Work instruction – With all pictures excluded, restate the records that follow exactly as written.

-- Extracted information follows --

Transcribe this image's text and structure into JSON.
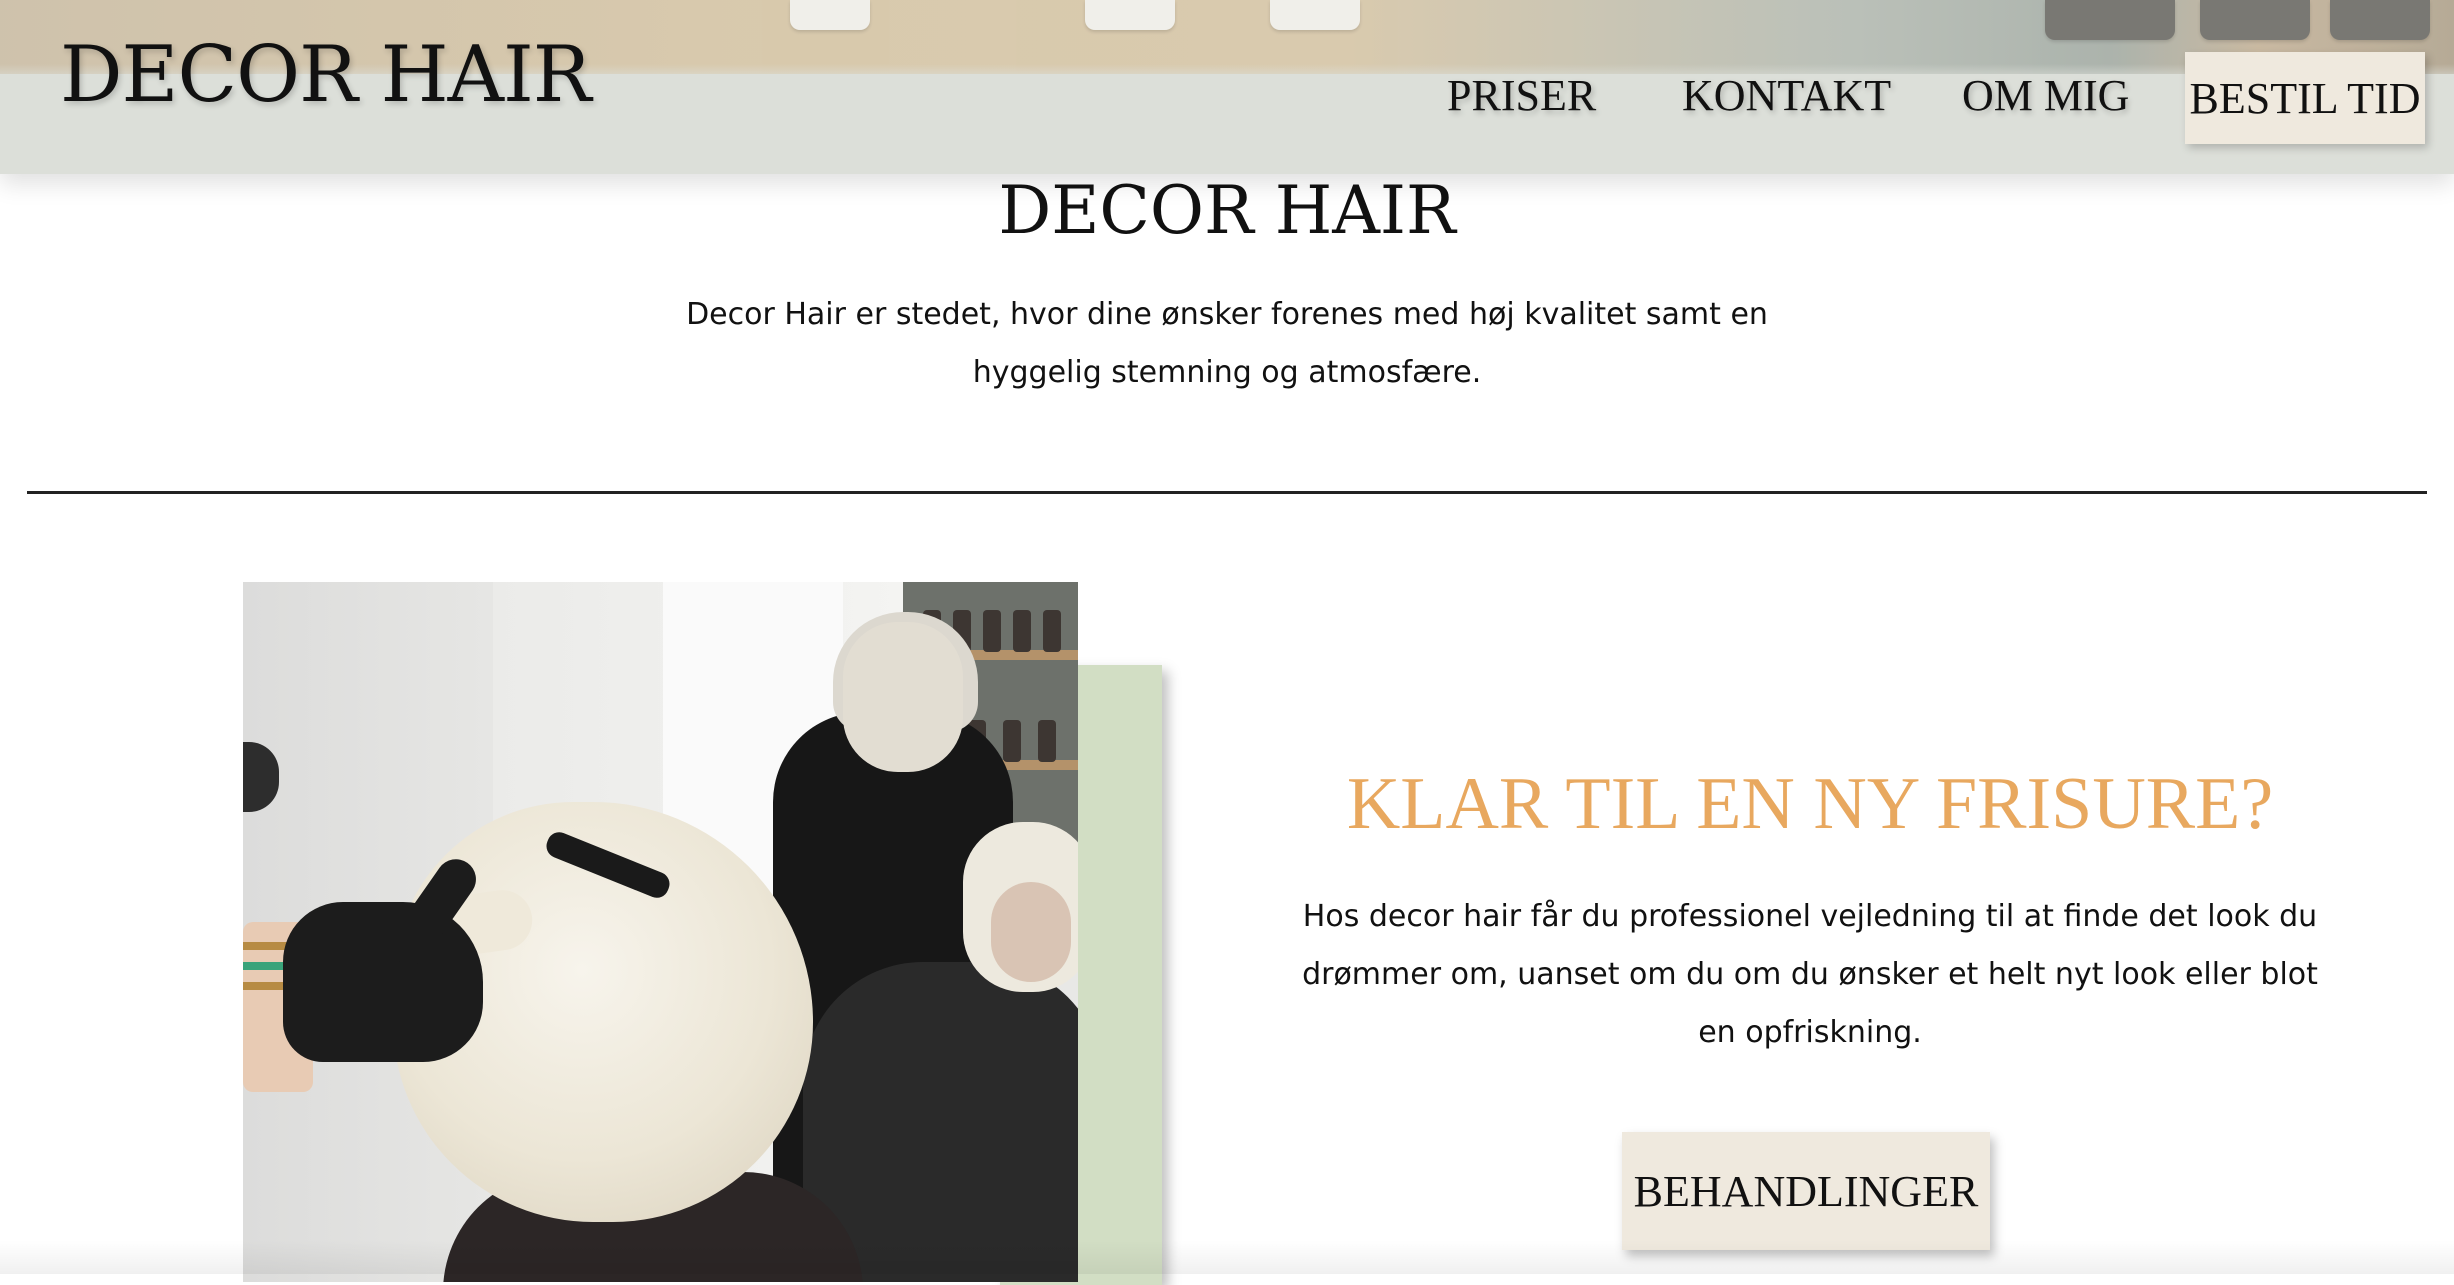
{
  "header": {
    "logo": "DECOR HAIR",
    "nav": [
      {
        "label": "PRISER"
      },
      {
        "label": "KONTAKT"
      },
      {
        "label": "OM MIG"
      }
    ],
    "book_button": "BESTIL TID"
  },
  "intro": {
    "title": "DECOR HAIR",
    "text": "Decor Hair er stedet, hvor dine ønsker forenes med høj kvalitet samt en hyggelig stemning og atmosfære."
  },
  "feature": {
    "image_alt_icon": "salon-photo",
    "title": "KLAR TIL EN NY FRISURE?",
    "text": "Hos decor hair får du professionel vejledning til at finde det look du drømmer om, uanset om du om du ønsker et helt nyt look eller blot en opfriskning.",
    "button": "BEHANDLINGER"
  },
  "colors": {
    "accent": "#e8a85f",
    "button_bg": "#efe9de",
    "card_green": "#d2dec4",
    "header_bg": "#dcdfd9"
  }
}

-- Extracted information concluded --

Response area –
Transcribe this image's text and structure into JSON.
{
  "header": {
    "logo": "DECOR HAIR",
    "nav": [
      {
        "label": "PRISER"
      },
      {
        "label": "KONTAKT"
      },
      {
        "label": "OM MIG"
      }
    ],
    "book_button": "BESTIL TID"
  },
  "intro": {
    "title": "DECOR HAIR",
    "text": "Decor Hair er stedet, hvor dine ønsker forenes med høj kvalitet samt en hyggelig stemning og atmosfære."
  },
  "feature": {
    "image_alt_icon": "salon-photo",
    "title": "KLAR TIL EN NY FRISURE?",
    "text": "Hos decor hair får du professionel vejledning til at finde det look du drømmer om, uanset om du om du ønsker et helt nyt look eller blot en opfriskning.",
    "button": "BEHANDLINGER"
  },
  "colors": {
    "accent": "#e8a85f",
    "button_bg": "#efe9de",
    "card_green": "#d2dec4",
    "header_bg": "#dcdfd9"
  }
}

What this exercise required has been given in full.